Since 2013, international contributions to mine action in Cambodia totaled more than $132 million. In 2017, the government of Cambodia contributed $3.3 million to is national mine action program, or 20% of its total support. The national strategy estimated that more than $175 million would be needed for activities in 2015–2019.[3]


Summary of international contributions: 2013–2017[4]


International contributions (US$)














[1] Australia, Convention on Cluster Munitions Article 7 Report, Form I, 30 April 2018; Canada, Mine Ban Treaty Article 7 Report, Form J, 1 May 2018; Germany, Mine Ban Treaty Article 7 Report, Form J, 2 March 2018; Japan, Convention on Cluster Munitions Article 7 Report, Form I, 30 April 2018, Liechtenstein, Convention on Cluster Munitions Article 7 Report, Form I, 27 March 2018; Switzerland, Convention on Cluster Munitions Article 7  Report, Form I, 30 April 2018; United Kingdom, Convention on Cluster Munitions Article 7 Report, Form I, 30 April 2018;   Emails from Leah Murphy, Desk Officer, Disarmament and Non-Proliferation Section, Ireland Department of Foreign Affairs and Trade, 25 September 2018; from Ingrid Schoyen, Senior Adviser, Norwegian Ministry of Foreign Affairs, 25 September 2018; and from Katherine Baker, Foreign Affairs Officer, Weapons Removal and Abatement, United States (US) Department of State, 9 and 24 October 2018.

[2] Average exchange rate for 2017: A$1=US$0.7671; C$1.2984=US$1; €1=US$1.1301; ¥112.1=US$1; NOK8.2679=US$1; CHF0.9842=US$1; £1=US$1.2890. US Federal Reserve, “List of Exchange Rates (Annual),” 11 January 2018.
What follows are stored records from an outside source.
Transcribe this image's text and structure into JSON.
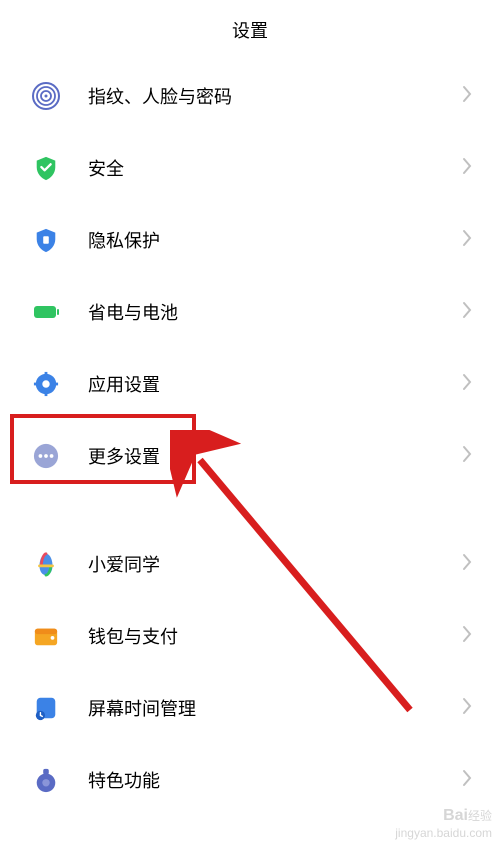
{
  "header": {
    "title": "设置"
  },
  "items": [
    {
      "label": "指纹、人脸与密码",
      "icon": "fingerprint-icon"
    },
    {
      "label": "安全",
      "icon": "shield-check-icon"
    },
    {
      "label": "隐私保护",
      "icon": "shield-icon"
    },
    {
      "label": "省电与电池",
      "icon": "battery-icon"
    },
    {
      "label": "应用设置",
      "icon": "gear-icon"
    },
    {
      "label": "更多设置",
      "icon": "more-icon"
    }
  ],
  "items2": [
    {
      "label": "小爱同学",
      "icon": "xiaoai-icon"
    },
    {
      "label": "钱包与支付",
      "icon": "wallet-icon"
    },
    {
      "label": "屏幕时间管理",
      "icon": "screen-time-icon"
    },
    {
      "label": "特色功能",
      "icon": "special-icon"
    }
  ],
  "watermark": {
    "brand": "Bai",
    "sub": "经验",
    "url": "jingyan.baidu.com"
  }
}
[3] Government of Cambodia, “National Mine Action Strategy 2010-2019,” Annex B, p. 23.

[4] See previous Monitor reports. Totals for international support in 2016, 2015, and 2014 have been rectified as a result of revised funding data reported by the EU and the US.